The slow meander towards West Warwick recommenced, but David and I only managed about 50 metres when the local gulls went berserk. A quick glance upwards produced the almost predictable – though nonetheless hugely welcome and satisfying – shape of an Osprey hurriedly tracking north-west at remarkably low altitude, being battered by the LBBGs and HGs. We picked it up late but I managed to rummage for my camera and fire off a few shots which, on subsequent viewing, revealed the bird to be ringed ('PW' on the right leg)! Presumably a Scottish bird, but awaiting details.
The excitement continued when we eventually reached West Warwick, where we were expecting a handful of Little Gulls at best after reports that many had circled up high and departed – but in fact there were no fewer than 25! It was great to sit on the bank and watch them avidly feeding, sitting on the water and even calling to each other – not a sound you hear in Britain often. Hirundines were present in good numbers and a Little Ringed Plover flew over, concluding a truly fine day.
I've been told that it's all downhill from here. Well, it'll probably be a while before it's this good again, but as long as the conditions are decent, you're always in the game.
I had a bit of a shock on Saturday afternoon when a female Bufflehead flew through my scope as I scanned the wader pit at my old patch of Baston & Langtoft Pits. It was a surprise, of that there is no doubt – but the excitement never really built, primarily because it took all of about three seconds to remember the long-staying and wide-ranging escaped female that has toured sites between West Yorkshire and Somerset since it first appeared in summer 2017.
At first the bird was preening its left side and repeatedly holding its (unringed) left leg out the water ... but a text from Northants birding guru Mike Alibone confirmed that I should be paying attention to the other side, as the recent escapee that he'd seen in Northants back in 2017 bore a metal ring on its right leg (more here). The bird started to feed and, on the first dive with the right leg facing in my direction, I was sure I noticed something pale and ring-like – disappointing, but hardly surprising.
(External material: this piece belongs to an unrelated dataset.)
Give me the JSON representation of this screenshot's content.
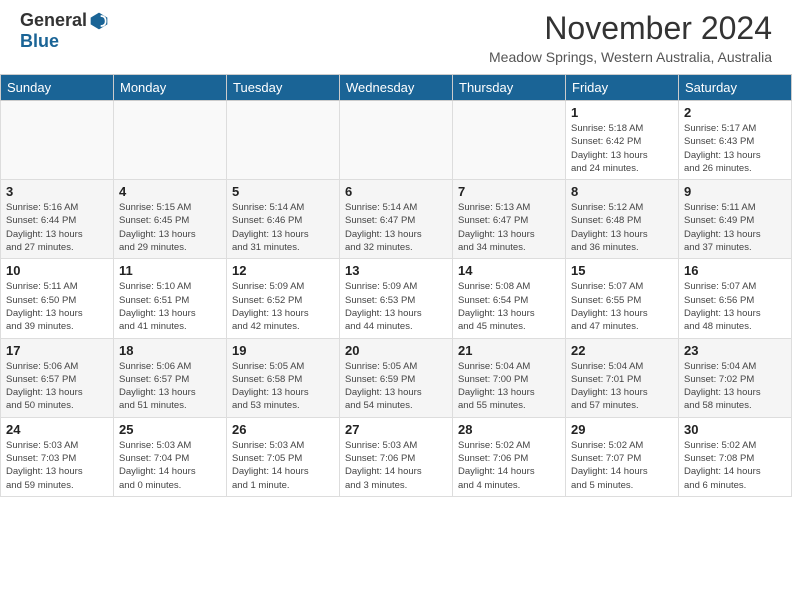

However, it proved difficult to see subsequently and, on reviewing images of the bird in flight later that afternoon, I couldn't see an obvious ring ... suddenly there appeared to be a glimmer of hope that somehow, just somehow, this was all a massive coincidence and the Baston bird might be wild after all.
One thing not in its favour were the white upperwing coverts, which identified it as an adult female. Had it been a second-calendar-year, I might well have been able to start believing that my luck was in. On returning to the pits with Will Bowell that evening, we managed to see the bird well in flight and several photos clearly depict the metal ring on the hanging right leg as the bird took off from the water. Balls.
So, there you have it. A wary Bufflehead, for a single afternoon, at a seemingly perfect time of year for a vagrant (lots of wildfowl on the move at the moment) ... but wearing a ring, which confirmed it as a bird present in the Midlands for the best part of two years. Oh well.
Other, 'real' birds over the weekend were in relatively short supply, although an adult Mediterranean Gull, a brief Black-tailed Godwit on Sunday afternoon, my first Sand Martins, Swallows and Little Ringed Plovers plus the resident pair of Ravens were all pleasant enough. A few northbound parties of Whooper Swans were also seen, including a group of 15 over my mum's house shortly after sunrise on Monday morning, which was a garden tick.